WHAT TO PRODUCE
Copy the entries without a single change. Pictures should be dropped.

[Web page and app entries]
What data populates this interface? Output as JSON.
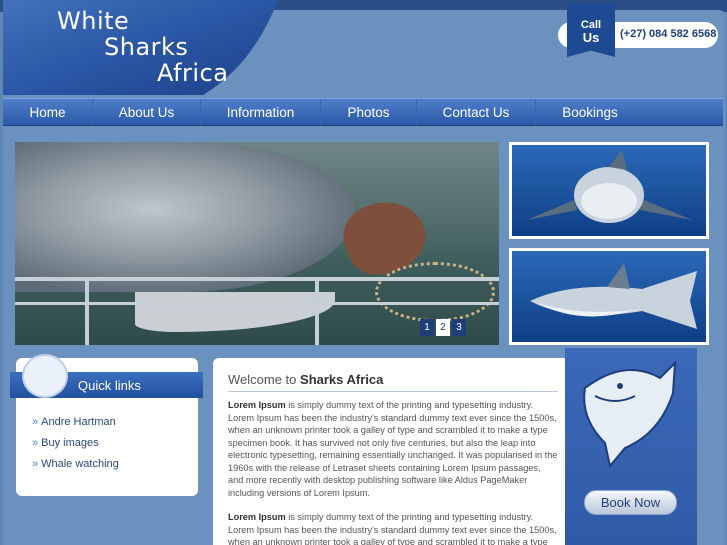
{
  "logo": {
    "line1": "White",
    "line2": "Sharks",
    "line3": "Africa"
  },
  "call": {
    "line1": "Call",
    "line2": "Us",
    "phone": "(+27) 084 582 6568"
  },
  "nav": [
    {
      "label": "Home"
    },
    {
      "label": "About Us"
    },
    {
      "label": "Information"
    },
    {
      "label": "Photos"
    },
    {
      "label": "Contact Us"
    },
    {
      "label": "Bookings"
    }
  ],
  "slider": {
    "pages": [
      "1",
      "2",
      "3"
    ],
    "active": "2"
  },
  "quick_links": {
    "title": "Quick links",
    "items": [
      "Andre Hartman",
      "Buy images",
      "Whale watching"
    ]
  },
  "content": {
    "title_prefix": "Welcome to",
    "title_name": "Sharks Africa",
    "para1_bold": "Lorem Ipsum",
    "para1": " is simply dummy text of the printing and typesetting industry. Lorem Ipsum has been the industry's standard dummy text ever since the 1500s, when an unknown printer took a galley of type and scrambled it to make a type specimen book. It has survived not only five centuries, but also the leap into electronic typesetting, remaining essentially unchanged. It was popularised in the 1960s with the release of Letraset sheets containing Lorem Ipsum passages, and more recently with desktop publishing software like Aldus PageMaker including versions of Lorem Ipsum.",
    "para2_bold": "Lorem Ipsum",
    "para2": " is simply dummy text of the printing and typesetting industry. Lorem Ipsum has been the industry's standard dummy text ever since the 1500s, when an unknown printer took a galley of type and scrambled it to make a type specimen"
  },
  "book_button": "Book Now",
  "colors": {
    "accent": "#2a57a6",
    "background": "#6b91bf"
  }
}
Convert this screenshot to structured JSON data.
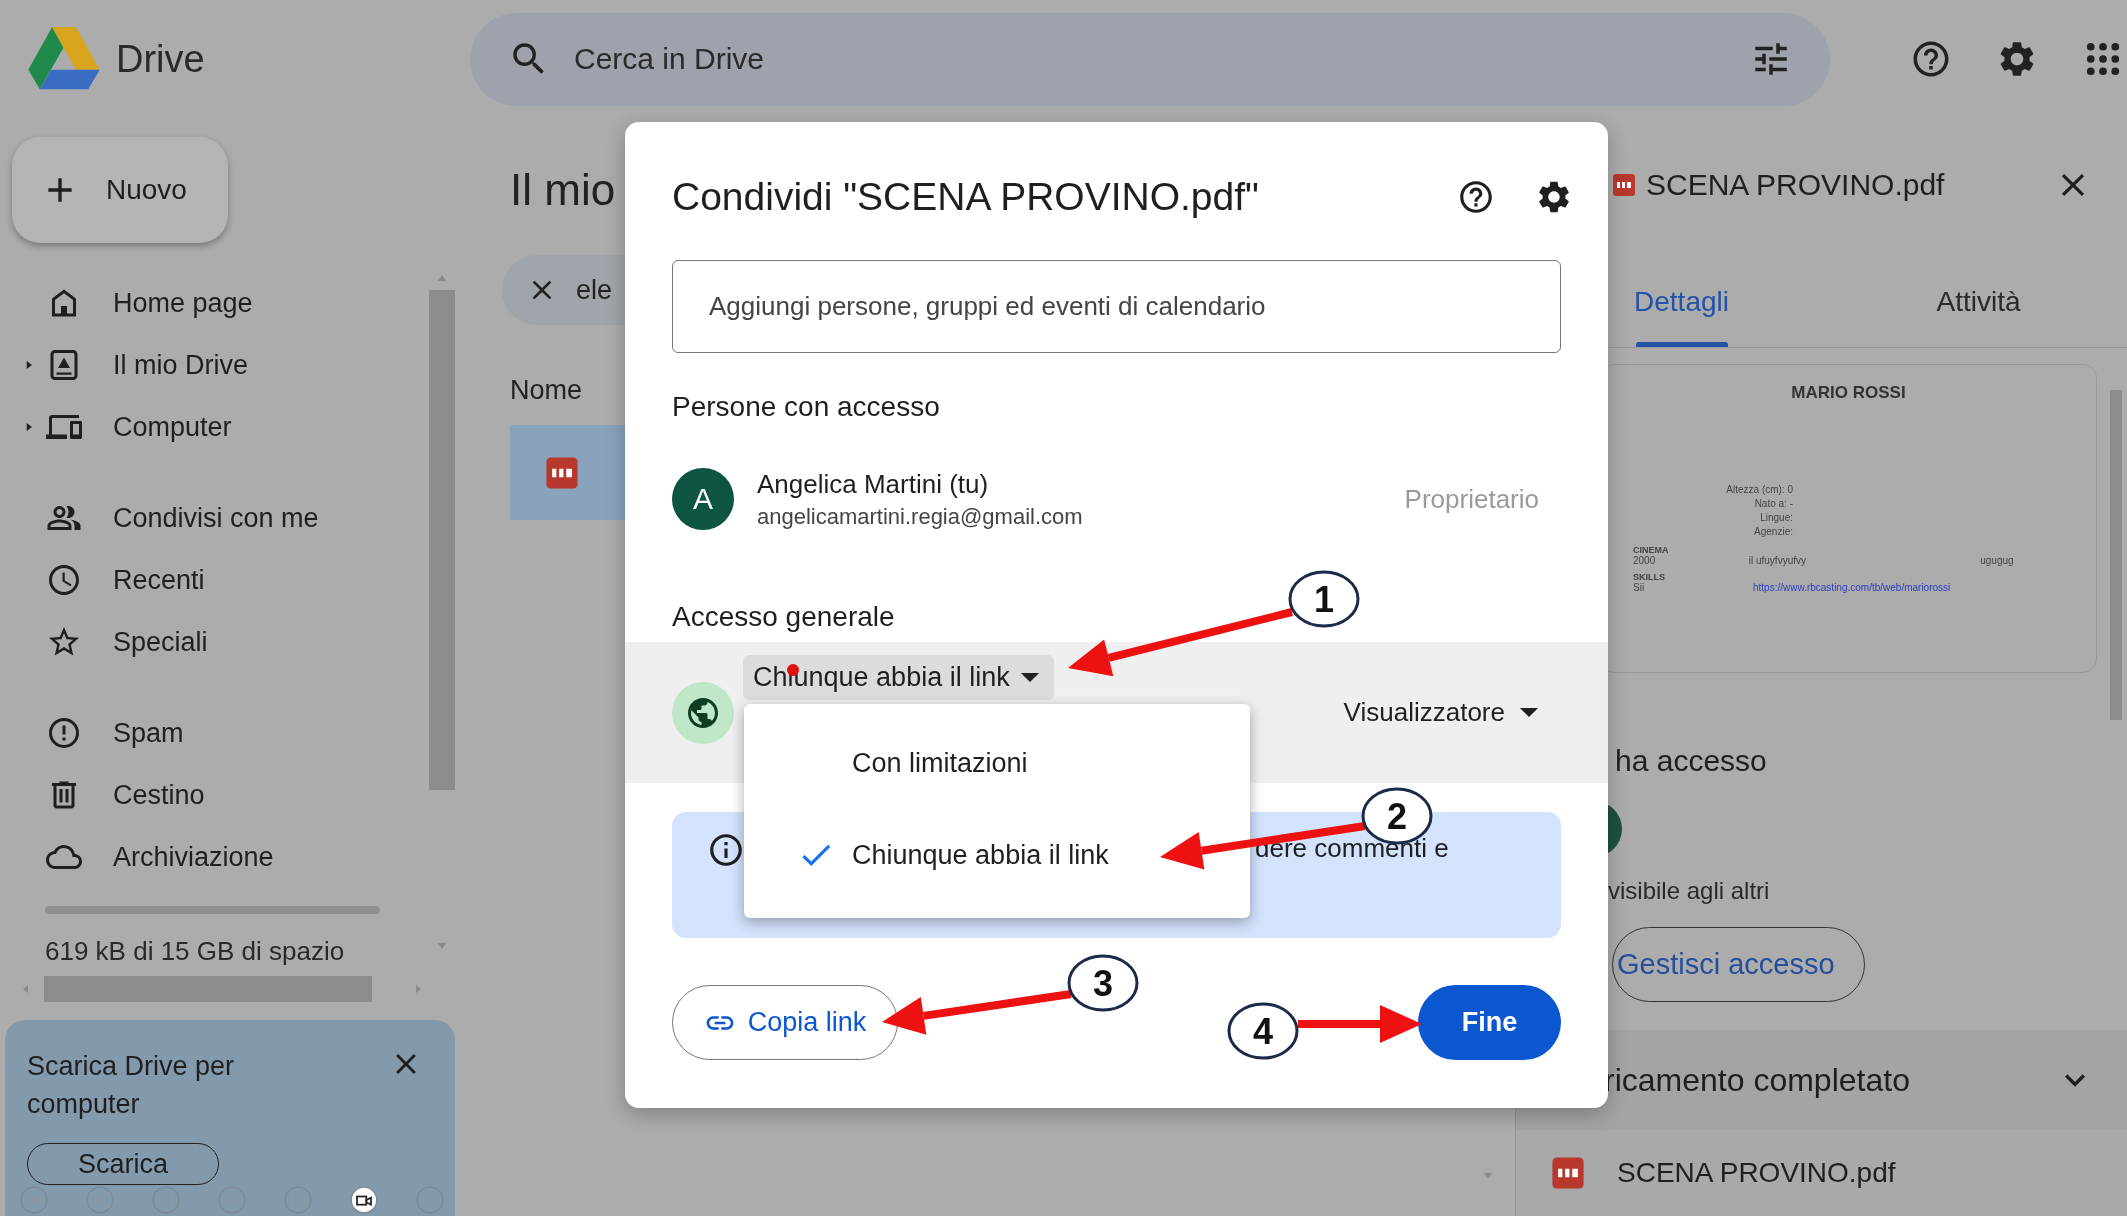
{
  "topbar": {
    "app_name": "Drive",
    "search": {
      "placeholder": "Cerca in Drive"
    }
  },
  "sidebar": {
    "new_button": "Nuovo",
    "sections": [
      [
        {
          "label": "Home page",
          "expandable": false
        },
        {
          "label": "Il mio Drive",
          "expandable": true
        },
        {
          "label": "Computer",
          "expandable": true
        }
      ],
      [
        {
          "label": "Condivisi con me",
          "expandable": false
        },
        {
          "label": "Recenti",
          "expandable": false
        },
        {
          "label": "Speciali",
          "expandable": false
        }
      ],
      [
        {
          "label": "Spam",
          "expandable": false
        },
        {
          "label": "Cestino",
          "expandable": false
        },
        {
          "label": "Archiviazione",
          "expandable": false
        }
      ]
    ],
    "storage_text": "619 kB di 15 GB di spazio",
    "banner": {
      "text": "Scarica Drive per computer",
      "button": "Scarica"
    }
  },
  "main": {
    "title": "Il mio",
    "filter_chip": "ele",
    "column": "Nome",
    "rows": [
      {
        "selected": true
      }
    ]
  },
  "share_dialog": {
    "title": "Condividi \"SCENA PROVINO.pdf\"",
    "field_placeholder": "Aggiungi persone, gruppi ed eventi di calendario",
    "people_heading": "Persone con accesso",
    "people": [
      {
        "initial": "A",
        "name": "Angelica Martini (tu)",
        "email": "angelicamartini.regia@gmail.com",
        "role": "Proprietario"
      }
    ],
    "general_heading": "Accesso generale",
    "access": {
      "option": "Chiunque abbia il link",
      "role": "Visualizzatore"
    },
    "access_menu": [
      {
        "label": "Con limitazioni",
        "selected": false
      },
      {
        "label": "Chiunque abbia il link",
        "selected": true
      }
    ],
    "info_text": "dere commenti e",
    "copy_link_button": "Copia link",
    "done_button": "Fine"
  },
  "details": {
    "file_name": "SCENA PROVINO.pdf",
    "tabs": [
      {
        "label": "Dettagli",
        "selected": true
      },
      {
        "label": "Attività",
        "selected": false
      }
    ],
    "preview": {
      "name": "MARIO ROSSI",
      "fields": [
        "Altezza (cm): 0",
        "Nato a: -",
        "Lingue:",
        "Agenzie:"
      ],
      "sections": [
        {
          "heading": "CINEMA",
          "cells": [
            {
              "text": "2000",
              "kind": "text"
            },
            {
              "text": "il ufuyfvyufvy",
              "kind": "text"
            },
            {
              "text": "ugugug",
              "kind": "text"
            }
          ]
        },
        {
          "heading": "SKILLS",
          "cells": [
            {
              "text": "Sii",
              "kind": "text"
            },
            {
              "text": "https://www.rbcasting.com/tb/web/mariorossi",
              "kind": "link"
            }
          ]
        }
      ]
    },
    "access_heading": "ha accesso",
    "visibility_note": "visibile agli altri",
    "manage_button": "Gestisci accesso"
  },
  "uploads": {
    "title": "ricamento completato",
    "files": [
      {
        "name": "SCENA PROVINO.pdf"
      }
    ]
  },
  "annotations": [
    {
      "number": "1"
    },
    {
      "number": "2"
    },
    {
      "number": "3"
    },
    {
      "number": "4"
    }
  ]
}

SOLUTION
What data populates this interface? Output as JSON.
{
  "logo": {
    "line1": "White",
    "line2": "Sharks",
    "line3": "Africa"
  },
  "call": {
    "line1": "Call",
    "line2": "Us",
    "phone": "(+27) 084 582 6568"
  },
  "nav": [
    {
      "label": "Home"
    },
    {
      "label": "About Us"
    },
    {
      "label": "Information"
    },
    {
      "label": "Photos"
    },
    {
      "label": "Contact Us"
    },
    {
      "label": "Bookings"
    }
  ],
  "slider": {
    "pages": [
      "1",
      "2",
      "3"
    ],
    "active": "2"
  },
  "quick_links": {
    "title": "Quick links",
    "items": [
      "Andre Hartman",
      "Buy images",
      "Whale watching"
    ]
  },
  "content": {
    "title_prefix": "Welcome to",
    "title_name": "Sharks Africa",
    "para1_bold": "Lorem Ipsum",
    "para1": " is simply dummy text of the printing and typesetting industry. Lorem Ipsum has been the industry's standard dummy text ever since the 1500s, when an unknown printer took a galley of type and scrambled it to make a type specimen book. It has survived not only five centuries, but also the leap into electronic typesetting, remaining essentially unchanged. It was popularised in the 1960s with the release of Letraset sheets containing Lorem Ipsum passages, and more recently with desktop publishing software like Aldus PageMaker including versions of Lorem Ipsum.",
    "para2_bold": "Lorem Ipsum",
    "para2": " is simply dummy text of the printing and typesetting industry. Lorem Ipsum has been the industry's standard dummy text ever since the 1500s, when an unknown printer took a galley of type and scrambled it to make a type specimen"
  },
  "book_button": "Book Now",
  "colors": {
    "accent": "#2a57a6",
    "background": "#6b91bf"
  }
}
Convert this screenshot to structured JSON data.
{
  "topbar": {
    "app_name": "Drive",
    "search": {
      "placeholder": "Cerca in Drive"
    }
  },
  "sidebar": {
    "new_button": "Nuovo",
    "sections": [
      [
        {
          "label": "Home page",
          "expandable": false
        },
        {
          "label": "Il mio Drive",
          "expandable": true
        },
        {
          "label": "Computer",
          "expandable": true
        }
      ],
      [
        {
          "label": "Condivisi con me",
          "expandable": false
        },
        {
          "label": "Recenti",
          "expandable": false
        },
        {
          "label": "Speciali",
          "expandable": false
        }
      ],
      [
        {
          "label": "Spam",
          "expandable": false
        },
        {
          "label": "Cestino",
          "expandable": false
        },
        {
          "label": "Archiviazione",
          "expandable": false
        }
      ]
    ],
    "storage_text": "619 kB di 15 GB di spazio",
    "banner": {
      "text": "Scarica Drive per computer",
      "button": "Scarica"
    }
  },
  "main": {
    "title": "Il mio",
    "filter_chip": "ele",
    "column": "Nome",
    "rows": [
      {
        "selected": true
      }
    ]
  },
  "share_dialog": {
    "title": "Condividi \"SCENA PROVINO.pdf\"",
    "field_placeholder": "Aggiungi persone, gruppi ed eventi di calendario",
    "people_heading": "Persone con accesso",
    "people": [
      {
        "initial": "A",
        "name": "Angelica Martini (tu)",
        "email": "angelicamartini.regia@gmail.com",
        "role": "Proprietario"
      }
    ],
    "general_heading": "Accesso generale",
    "access": {
      "option": "Chiunque abbia il link",
      "role": "Visualizzatore"
    },
    "access_menu": [
      {
        "label": "Con limitazioni",
        "selected": false
      },
      {
        "label": "Chiunque abbia il link",
        "selected": true
      }
    ],
    "info_text": "dere commenti e",
    "copy_link_button": "Copia link",
    "done_button": "Fine"
  },
  "details": {
    "file_name": "SCENA PROVINO.pdf",
    "tabs": [
      {
        "label": "Dettagli",
        "selected": true
      },
      {
        "label": "Attività",
        "selected": false
      }
    ],
    "preview": {
      "name": "MARIO ROSSI",
      "fields": [
        "Altezza (cm): 0",
        "Nato a: -",
        "Lingue:",
        "Agenzie:"
      ],
      "sections": [
        {
          "heading": "CINEMA",
          "cells": [
            {
              "text": "2000",
              "kind": "text"
            },
            {
              "text": "il ufuyfvyufvy",
              "kind": "text"
            },
            {
              "text": "ugugug",
              "kind": "text"
            }
          ]
        },
        {
          "heading": "SKILLS",
          "cells": [
            {
              "text": "Sii",
              "kind": "text"
            },
            {
              "text": "https://www.rbcasting.com/tb/web/mariorossi",
              "kind": "link"
            }
          ]
        }
      ]
    },
    "access_heading": "ha accesso",
    "visibility_note": "visibile agli altri",
    "manage_button": "Gestisci accesso"
  },
  "uploads": {
    "title": "ricamento completato",
    "files": [
      {
        "name": "SCENA PROVINO.pdf"
      }
    ]
  },
  "annotations": [
    {
      "number": "1"
    },
    {
      "number": "2"
    },
    {
      "number": "3"
    },
    {
      "number": "4"
    }
  ]
}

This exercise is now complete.